Jools Holland’s showpiece, “Dr. Jazz” is good, although it sounds more like solo Holland than Squeeze and is almost out of place on the album (the catchy, up-tempo “Is It Too Late” which follows it gives it a little more context), but it does feature some really tasty work on the keys. Many of the bonus tracks also feature Jools’ distinctive style and influence on the band, too. “Red Light” is a sultry jazz minor-key shuffle, “Good Times Bring Me Down”, again, could easily be a Jools Holland solo track, with his superb piano taking centre stage on this rock ‘n’ roll/boogie-woogie instrumental and “Any Other Day” is a truly magnificent jazz/blues ballad. All of these tracks would have enhanced the original album, but would definitely have given it an entirely different character. “Who’s That” is a nice composition, performed with just piano and vocal and “If I’m Dead” is like the zombie version of “If It’s Love”, with a slightly disjointed feel. The other tracks are all decent additions to the disc, as well and, quite unusually for an expanded release, there is nothing I’d rather hadn’t have been included.
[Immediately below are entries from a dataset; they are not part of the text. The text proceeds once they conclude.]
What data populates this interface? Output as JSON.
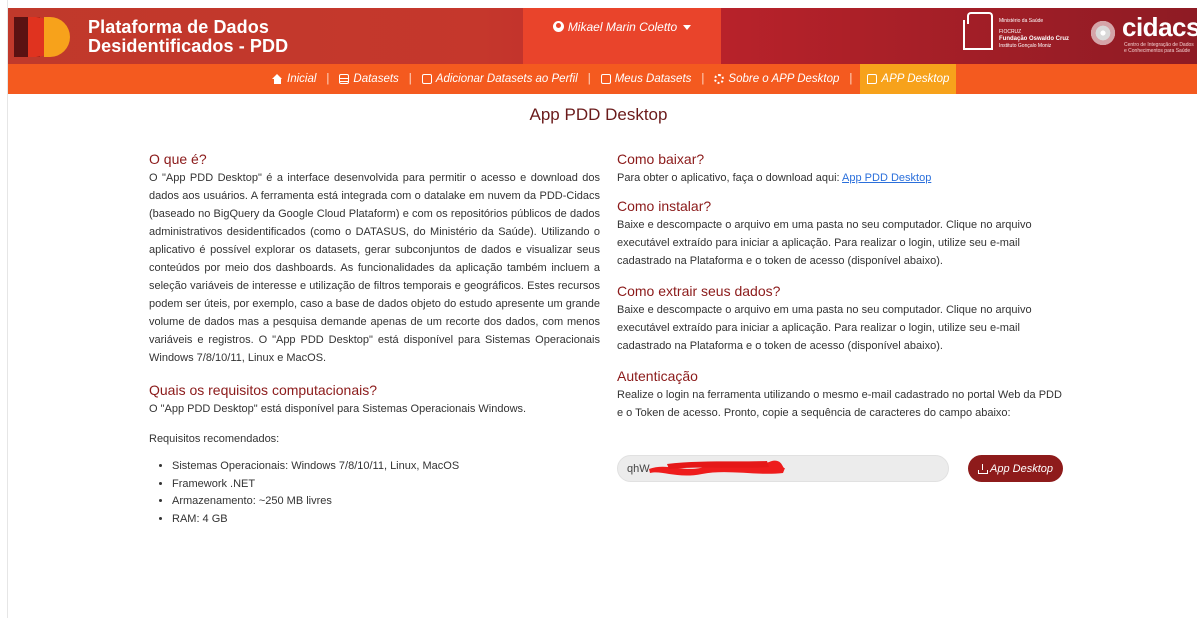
{
  "header": {
    "brand_line1": "Plataforma de Dados",
    "brand_line2": "Desidentificados - PDD",
    "user_name": "Mikael Marin Coletto",
    "fiocruz": {
      "line1": "Ministério da Saúde",
      "line2": "FIOCRUZ",
      "line3": "Fundação Oswaldo Cruz",
      "line4": "Instituto Gonçalo Moniz"
    },
    "cidacs": {
      "wordmark": "cidacs",
      "subtitle": "Centro de Integração de Dados e Conhecimentos para Saúde"
    }
  },
  "nav": {
    "items": [
      {
        "label": "Inicial",
        "icon": "home-icon"
      },
      {
        "label": "Datasets",
        "icon": "table-icon"
      },
      {
        "label": "Adicionar Datasets ao Perfil",
        "icon": "file-icon"
      },
      {
        "label": "Meus Datasets",
        "icon": "edit-icon"
      },
      {
        "label": "Sobre o APP Desktop",
        "icon": "gear-icon"
      },
      {
        "label": "APP Desktop",
        "icon": "chat-icon",
        "active": true
      }
    ],
    "separator": "|"
  },
  "page": {
    "title": "App PDD Desktop"
  },
  "left": {
    "what_title": "O que é?",
    "what_text": "O \"App PDD Desktop\" é a interface desenvolvida para permitir o acesso e download dos dados aos usuários. A ferramenta está integrada com o datalake em nuvem da PDD-Cidacs (baseado no BigQuery da Google Cloud Plataform) e com os repositórios públicos de dados administrativos desidentificados (como o DATASUS, do Ministério da Saúde). Utilizando o aplicativo é possível explorar os datasets, gerar subconjuntos de dados e visualizar seus conteúdos por meio dos dashboards. As funcionalidades da aplicação também incluem a seleção variáveis de interesse e utilização de filtros temporais e geográficos. Estes recursos podem ser úteis, por exemplo, caso a base de dados objeto do estudo apresente um grande volume de dados mas a pesquisa demande apenas de um recorte dos dados, com menos variáveis e registros. O \"App PDD Desktop\" está disponível para Sistemas Operacionais Windows 7/8/10/11, Linux e MacOS.",
    "req_title": "Quais os requisitos computacionais?",
    "req_text": "O \"App PDD Desktop\" está disponível para Sistemas Operacionais Windows.",
    "recommended_label": "Requisitos recomendados:",
    "requirements": [
      "Sistemas Operacionais: Windows 7/8/10/11, Linux, MacOS",
      "Framework .NET",
      "Armazenamento: ~250 MB livres",
      "RAM: 4 GB"
    ]
  },
  "right": {
    "download_title": "Como baixar?",
    "download_text": "Para obter o aplicativo, faça o download aqui:",
    "download_link": "App PDD Desktop",
    "install_title": "Como instalar?",
    "install_text": "Baixe e descompacte o arquivo em uma pasta no seu computador. Clique no arquivo executável extraído para iniciar a aplicação. Para realizar o login, utilize seu e-mail cadastrado na Plataforma e o token de acesso (disponível abaixo).",
    "extract_title": "Como extrair seus dados?",
    "extract_text": "Baixe e descompacte o arquivo em uma pasta no seu computador. Clique no arquivo executável extraído para iniciar a aplicação. Para realizar o login, utilize seu e-mail cadastrado na Plataforma e o token de acesso (disponível abaixo).",
    "auth_title": "Autenticação",
    "auth_text": "Realize o login na ferramenta utilizando o mesmo e-mail cadastrado no portal Web da PDD e o Token de acesso. Pronto, copie a sequência de caracteres do campo abaixo:",
    "token_value": "qhW",
    "token_button": "App Desktop"
  },
  "colors": {
    "header_red": "#c0392b",
    "header_dark": "#8e1b24",
    "nav_orange": "#f45a1f",
    "nav_active": "#f7a21b",
    "heading": "#8b1a1a",
    "button": "#8e1b1b",
    "link": "#2a6fdb"
  }
}
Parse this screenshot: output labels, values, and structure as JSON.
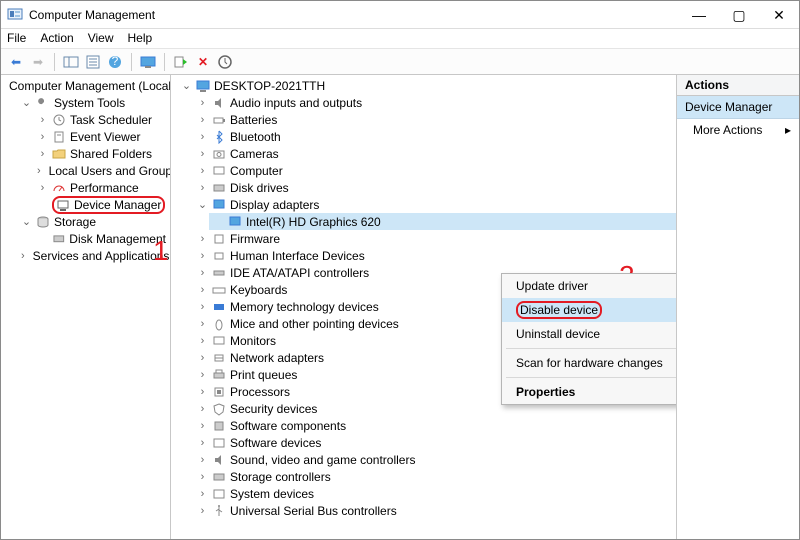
{
  "window": {
    "title": "Computer Management"
  },
  "menus": {
    "file": "File",
    "action": "Action",
    "view": "View",
    "help": "Help"
  },
  "left": {
    "root": "Computer Management (Local",
    "system_tools": "System Tools",
    "task_sched": "Task Scheduler",
    "event_viewer": "Event Viewer",
    "shared_folders": "Shared Folders",
    "local_users": "Local Users and Groups",
    "performance": "Performance",
    "device_manager": "Device Manager",
    "storage": "Storage",
    "disk_mgmt": "Disk Management",
    "services_apps": "Services and Applications"
  },
  "mid": {
    "root": "DESKTOP-2021TTH",
    "items": {
      "audio": "Audio inputs and outputs",
      "batteries": "Batteries",
      "bluetooth": "Bluetooth",
      "cameras": "Cameras",
      "computer": "Computer",
      "disk": "Disk drives",
      "display": "Display adapters",
      "display_child": "Intel(R) HD Graphics 620",
      "firmware": "Firmware",
      "hid": "Human Interface Devices",
      "ide": "IDE ATA/ATAPI controllers",
      "keyboards": "Keyboards",
      "memtech": "Memory technology devices",
      "mice": "Mice and other pointing devices",
      "monitors": "Monitors",
      "network": "Network adapters",
      "printq": "Print queues",
      "processors": "Processors",
      "security": "Security devices",
      "softcomp": "Software components",
      "softdev": "Software devices",
      "sound": "Sound, video and game controllers",
      "storctrl": "Storage controllers",
      "sysdev": "System devices",
      "usb": "Universal Serial Bus controllers"
    }
  },
  "ctx": {
    "update": "Update driver",
    "disable": "Disable device",
    "uninstall": "Uninstall device",
    "scan": "Scan for hardware changes",
    "props": "Properties"
  },
  "actions": {
    "hdr": "Actions",
    "sel": "Device Manager",
    "more": "More Actions"
  },
  "anno": {
    "one": "1",
    "two": "2"
  }
}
To surmise, I’m rather taken aback that this isn’t generally considered one of Squeeze’s best and that the lack of interest in it led to them having to seek a new record label. Whilst I wouldn’t go as far to say that it’s their best album bar none, it’s certainly amongst their best releases and it boasts the songwriting team of Difford and Tilbrook at their collective and individual best. Other, lesser, bands would sell their own Grandmothers for songs as complete and as superb as these and yet, at the time, “Frank” was all but ignored. Maybe they were, as my own Grandmother used to say, “too clever for their own good”, but I’ve never really understood that phrase, just as I don’t understand why, in 1989, the world wasn’t falling to its knees in admiration of the boys from Deptford. To be frank, I never will.